Assigned task: Make a tally of the lines in the records that include the string "favicon", and give only that number.

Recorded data

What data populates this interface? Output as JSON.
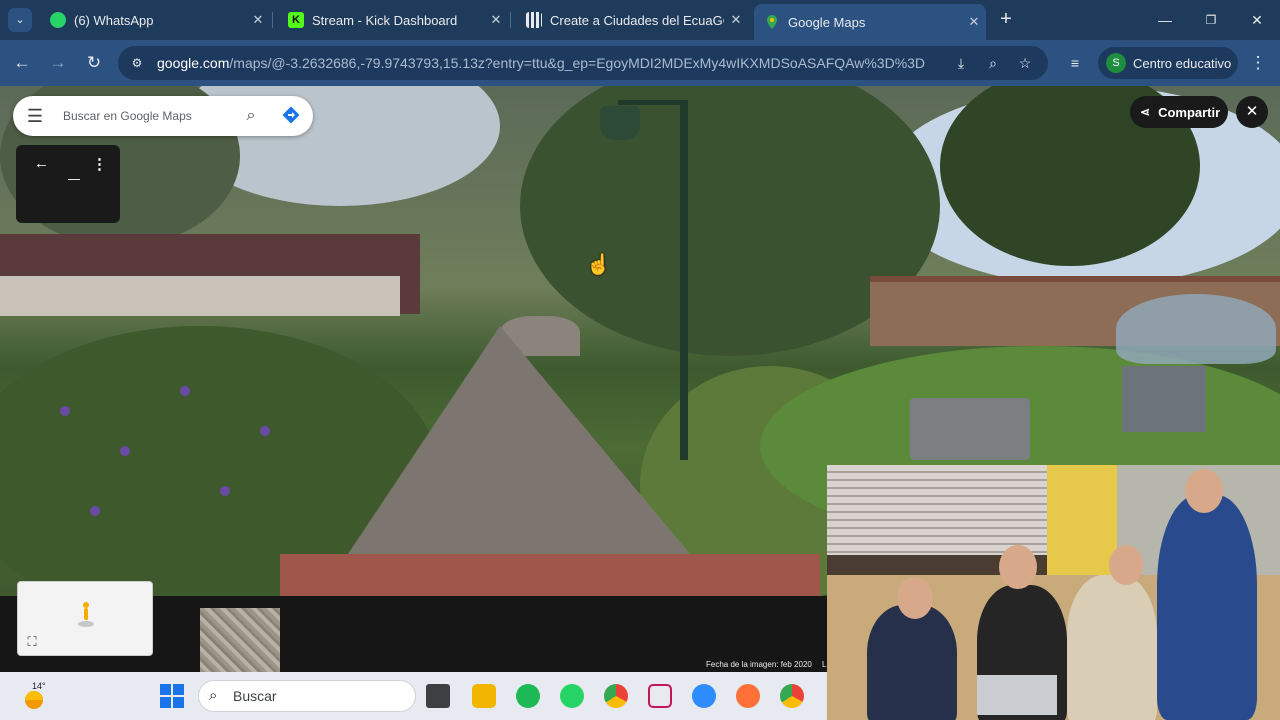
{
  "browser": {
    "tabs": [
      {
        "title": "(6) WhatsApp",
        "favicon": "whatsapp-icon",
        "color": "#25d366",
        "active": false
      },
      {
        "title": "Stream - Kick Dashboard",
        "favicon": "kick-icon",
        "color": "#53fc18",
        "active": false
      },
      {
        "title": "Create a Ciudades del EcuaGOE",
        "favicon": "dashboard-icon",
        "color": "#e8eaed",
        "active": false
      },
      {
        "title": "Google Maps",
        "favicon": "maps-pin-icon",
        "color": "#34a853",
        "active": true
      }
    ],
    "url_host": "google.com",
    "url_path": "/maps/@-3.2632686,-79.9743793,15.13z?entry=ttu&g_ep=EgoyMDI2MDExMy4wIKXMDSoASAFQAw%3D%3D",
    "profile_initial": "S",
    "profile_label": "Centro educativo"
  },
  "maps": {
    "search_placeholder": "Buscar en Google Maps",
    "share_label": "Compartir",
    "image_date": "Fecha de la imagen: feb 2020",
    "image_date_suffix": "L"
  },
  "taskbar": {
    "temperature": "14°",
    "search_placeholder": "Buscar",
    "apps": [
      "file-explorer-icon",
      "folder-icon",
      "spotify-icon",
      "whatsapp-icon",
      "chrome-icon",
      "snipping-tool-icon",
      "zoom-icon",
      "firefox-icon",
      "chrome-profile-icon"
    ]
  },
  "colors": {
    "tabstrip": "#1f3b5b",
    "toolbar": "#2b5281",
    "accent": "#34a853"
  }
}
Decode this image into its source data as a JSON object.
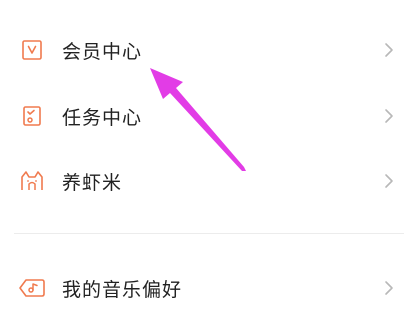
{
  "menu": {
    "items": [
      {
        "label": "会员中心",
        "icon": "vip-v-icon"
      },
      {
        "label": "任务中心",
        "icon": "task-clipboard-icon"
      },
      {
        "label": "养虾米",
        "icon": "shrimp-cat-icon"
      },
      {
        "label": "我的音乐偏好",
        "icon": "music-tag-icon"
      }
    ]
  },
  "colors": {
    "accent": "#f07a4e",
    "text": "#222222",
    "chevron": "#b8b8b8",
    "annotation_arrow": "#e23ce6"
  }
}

Result for this task: 4